[DATA TO USE — start]
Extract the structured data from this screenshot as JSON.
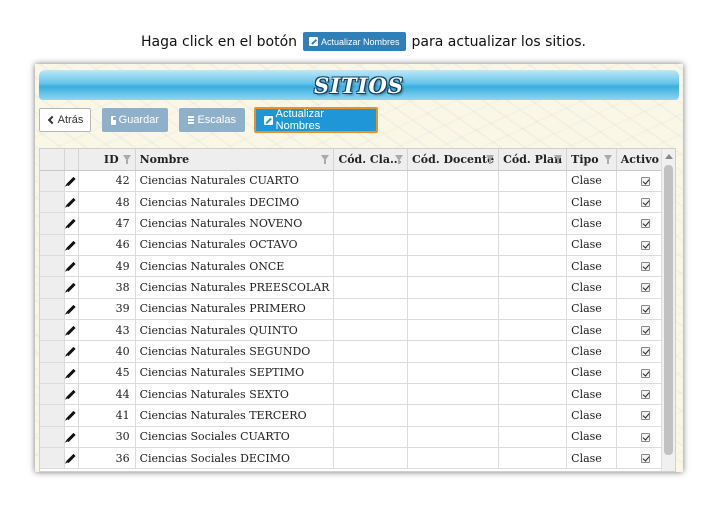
{
  "instruction": {
    "before": "Haga click en el botón",
    "button": "Actualizar Nombres",
    "after": "para actualizar los sitios."
  },
  "app": {
    "title": "SITIOS"
  },
  "toolbar": {
    "back_label": "Atrás",
    "save_label": "Guardar",
    "scales_label": "Escalas",
    "update_label": "Actualizar Nombres"
  },
  "grid": {
    "columns": [
      "ID",
      "Nombre",
      "Cód. Cla...",
      "Cód. Docente",
      "Cód. Plan",
      "Tipo",
      "Activo"
    ],
    "rows": [
      {
        "id": "42",
        "nombre": "Ciencias Naturales CUARTO",
        "tipo": "Clase",
        "activo": true
      },
      {
        "id": "48",
        "nombre": "Ciencias Naturales DECIMO",
        "tipo": "Clase",
        "activo": true
      },
      {
        "id": "47",
        "nombre": "Ciencias Naturales NOVENO",
        "tipo": "Clase",
        "activo": true
      },
      {
        "id": "46",
        "nombre": "Ciencias Naturales OCTAVO",
        "tipo": "Clase",
        "activo": true
      },
      {
        "id": "49",
        "nombre": "Ciencias Naturales ONCE",
        "tipo": "Clase",
        "activo": true
      },
      {
        "id": "38",
        "nombre": "Ciencias Naturales PREESCOLAR",
        "tipo": "Clase",
        "activo": true
      },
      {
        "id": "39",
        "nombre": "Ciencias Naturales PRIMERO",
        "tipo": "Clase",
        "activo": true
      },
      {
        "id": "43",
        "nombre": "Ciencias Naturales QUINTO",
        "tipo": "Clase",
        "activo": true
      },
      {
        "id": "40",
        "nombre": "Ciencias Naturales SEGUNDO",
        "tipo": "Clase",
        "activo": true
      },
      {
        "id": "45",
        "nombre": "Ciencias Naturales SEPTIMO",
        "tipo": "Clase",
        "activo": true
      },
      {
        "id": "44",
        "nombre": "Ciencias Naturales SEXTO",
        "tipo": "Clase",
        "activo": true
      },
      {
        "id": "41",
        "nombre": "Ciencias Naturales TERCERO",
        "tipo": "Clase",
        "activo": true
      },
      {
        "id": "30",
        "nombre": "Ciencias Sociales CUARTO",
        "tipo": "Clase",
        "activo": true
      },
      {
        "id": "36",
        "nombre": "Ciencias Sociales DECIMO",
        "tipo": "Clase",
        "activo": true
      }
    ]
  },
  "colors": {
    "accent": "#1f97d6",
    "highlight_border": "#e8902a",
    "gray_button": "#8fb0c9"
  },
  "icons": [
    "chevron-left-icon",
    "floppy-disk-icon",
    "list-icon",
    "pencil-icon",
    "filter-icon",
    "checkbox-checked-icon"
  ]
}
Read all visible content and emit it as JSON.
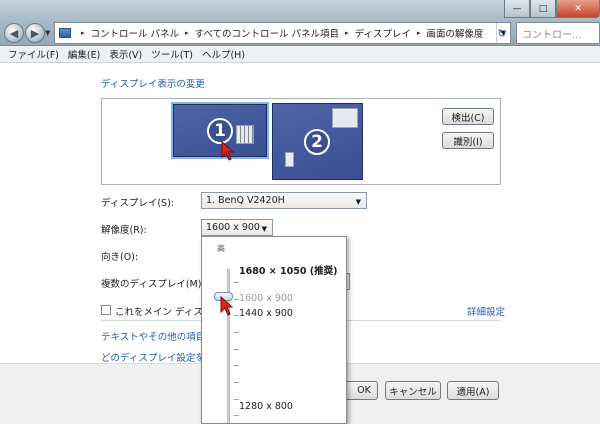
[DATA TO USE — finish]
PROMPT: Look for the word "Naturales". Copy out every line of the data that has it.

RESULT OF THIS TASK:
        "nombre": "Ciencias Naturales CUARTO",
        "nombre": "Ciencias Naturales DECIMO",
        "nombre": "Ciencias Naturales NOVENO",
        "nombre": "Ciencias Naturales OCTAVO",
        "nombre": "Ciencias Naturales ONCE",
        "nombre": "Ciencias Naturales PREESCOLAR",
        "nombre": "Ciencias Naturales PRIMERO",
        "nombre": "Ciencias Naturales QUINTO",
        "nombre": "Ciencias Naturales SEGUNDO",
        "nombre": "Ciencias Naturales SEPTIMO",
        "nombre": "Ciencias Naturales SEXTO",
        "nombre": "Ciencias Naturales TERCERO",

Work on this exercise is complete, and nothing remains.